McKellen and Stewart were, simply brilliant by virtue of the fact that they managed to put the real star of the show to the fore: Beckett himself. Their considerable acting skills and Sean Mathias’ directing ensured that far from being a play consisting of two old men talking about nothing, it became a wonderfully uplifting journey through static - or cyclical, depending on which way you look at it – time. Simon Callow’s brutal and grotesque Pozzo provided horror and light relief in equal quantities, while the bizarre Lucky (Ronald Pickup) was distressing to watch. As for the leads themselves: they eked humour out of every line. It was a production full of pathos, but ultimately uplifting: two men in the twilight of their lives, watching time tick by, but making the most of every second of their lives by enjoying each other’s company. A better depiction of friendship I have never seen before. The production also seemed to emphasise just how Irish the play is: men talking about nothing, for days on end, and yet remaining stoically upbeat about the future (with lashings of healthy cynicism thrown in). The best was left until last: the vaudeville curtain call, with bowler hats the stars of the show, was a wonderful way to leave this magnificent production.
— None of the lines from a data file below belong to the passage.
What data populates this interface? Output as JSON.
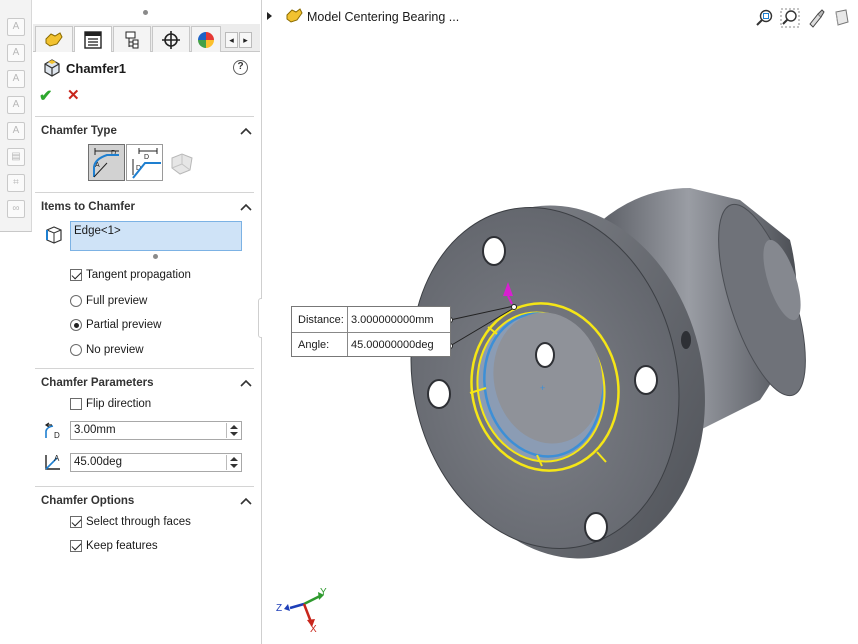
{
  "left_strip": {
    "icons": [
      "text-icon",
      "text-edit-icon",
      "text-check-icon",
      "text-add-icon",
      "text-lock-icon",
      "print-icon",
      "grid-icon",
      "link-icon"
    ]
  },
  "tabs": {
    "items": [
      "feature-manager-icon",
      "property-manager-icon",
      "configuration-manager-icon",
      "dimxpert-icon",
      "display-manager-icon"
    ],
    "scroll_left": "◂",
    "scroll_right": "▸"
  },
  "header": {
    "title": "Chamfer1",
    "help": "?",
    "ok": "✔",
    "cancel": "✕"
  },
  "chamfer_type": {
    "heading": "Chamfer Type",
    "options": [
      "angle-distance-icon",
      "distance-distance-icon",
      "vertex-icon"
    ],
    "selected": "angle-distance-icon"
  },
  "items_to_chamfer": {
    "heading": "Items to Chamfer",
    "list_value": "Edge<1>",
    "tangent_propagation": {
      "label": "Tangent propagation",
      "checked": true
    },
    "preview_options": [
      {
        "label": "Full preview",
        "checked": false
      },
      {
        "label": "Partial preview",
        "checked": true
      },
      {
        "label": "No preview",
        "checked": false
      }
    ]
  },
  "chamfer_parameters": {
    "heading": "Chamfer Parameters",
    "flip_direction": {
      "label": "Flip direction",
      "checked": false
    },
    "distance_value": "3.00mm",
    "angle_value": "45.00deg"
  },
  "chamfer_options": {
    "heading": "Chamfer Options",
    "select_through_faces": {
      "label": "Select through faces",
      "checked": true
    },
    "keep_features": {
      "label": "Keep features",
      "checked": true
    }
  },
  "graphics": {
    "document_title": "Model Centering Bearing ...",
    "view_icons": [
      "zoom-to-fit-icon",
      "zoom-area-icon",
      "previous-view-icon",
      "section-view-icon"
    ],
    "callout": {
      "distance_label": "Distance:",
      "distance_value": "3.000000000mm",
      "angle_label": "Angle:",
      "angle_value": "45.00000000deg"
    },
    "triad": {
      "x": "X",
      "y": "Y",
      "z": "Z"
    }
  },
  "colors": {
    "selection_yellow": "#f5e616",
    "edge_blue": "#3d8fd6",
    "part_gray": "#6e7178",
    "handle_magenta": "#d81fd0",
    "check_green": "#2ea82e",
    "cancel_red": "#c8261c"
  }
}
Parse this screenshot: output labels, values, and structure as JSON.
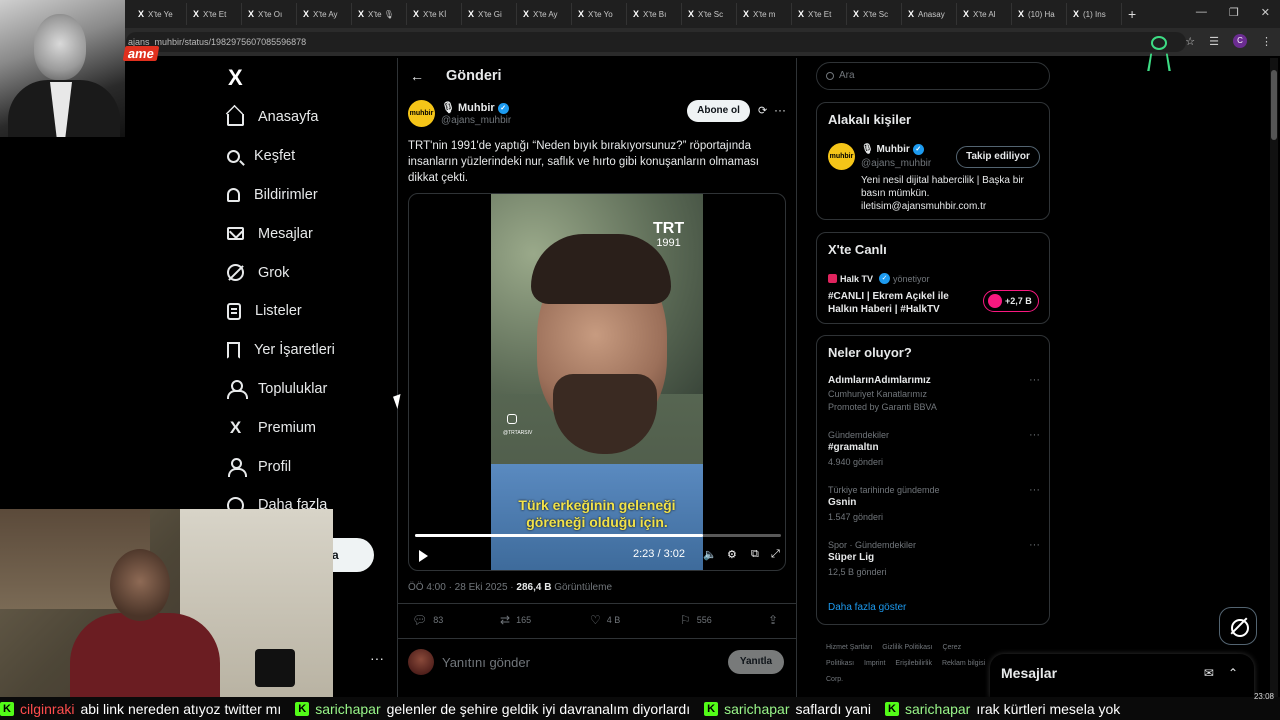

Michael Grandage is without doubt the director du jour and having seen his Donmar-on-West-End-residency productions of Ivanov and Twelfth Night, as well as his superb Othello last year, I had high hopes for his Hamlet (****). For those who hadn’t been to the RSC version, there was a feeling of going off to Bristol University having missed out on Cambridge: probably a decent experience, but not the unforgettable, lifechanging affair that seeing David Tennant might have been.
By contrast to the RSC’s patchy effort, this was a simpler affair: a Jude Law tour de force. Law, a much underrated Hollywood actor in my opinion (his performance in Closer is the highlight of a superb film), covered a vast range of emotions and philosophies throughout, but always emphasising the confusion and self-doubt that the Prince feels. Whether berating those around him for their moral flimsiness or demonstrating Shakespeare’s exquisite existentialist soliloquies, Law engaged with the audience from the word go and never let up.
It occurred to me that perhaps Law was projecting a little of himself into the part; he has always been an enigma, with rumours of a cold heart where women are concerned and just the other day was pictured lashing out at a photographer. I wondered if he had managed to put himself not only in Hamlet’s shoes, but in his mind as well.
The production was based purely around highlighting the Prince’s inner turmoil. Action and humour were downplayed – indeed, this was a bleak, almost elegiac performance at times. Some of the action was inadequate; there was not enough tension towards the end (partly because Law’s titanic philosophical effort in the first half had been so exhausting) and of the supporting cast, only Matt Ryan as Horatio was convincing, providing a strident foil to Law for Hamlet at his most positive: in true Love.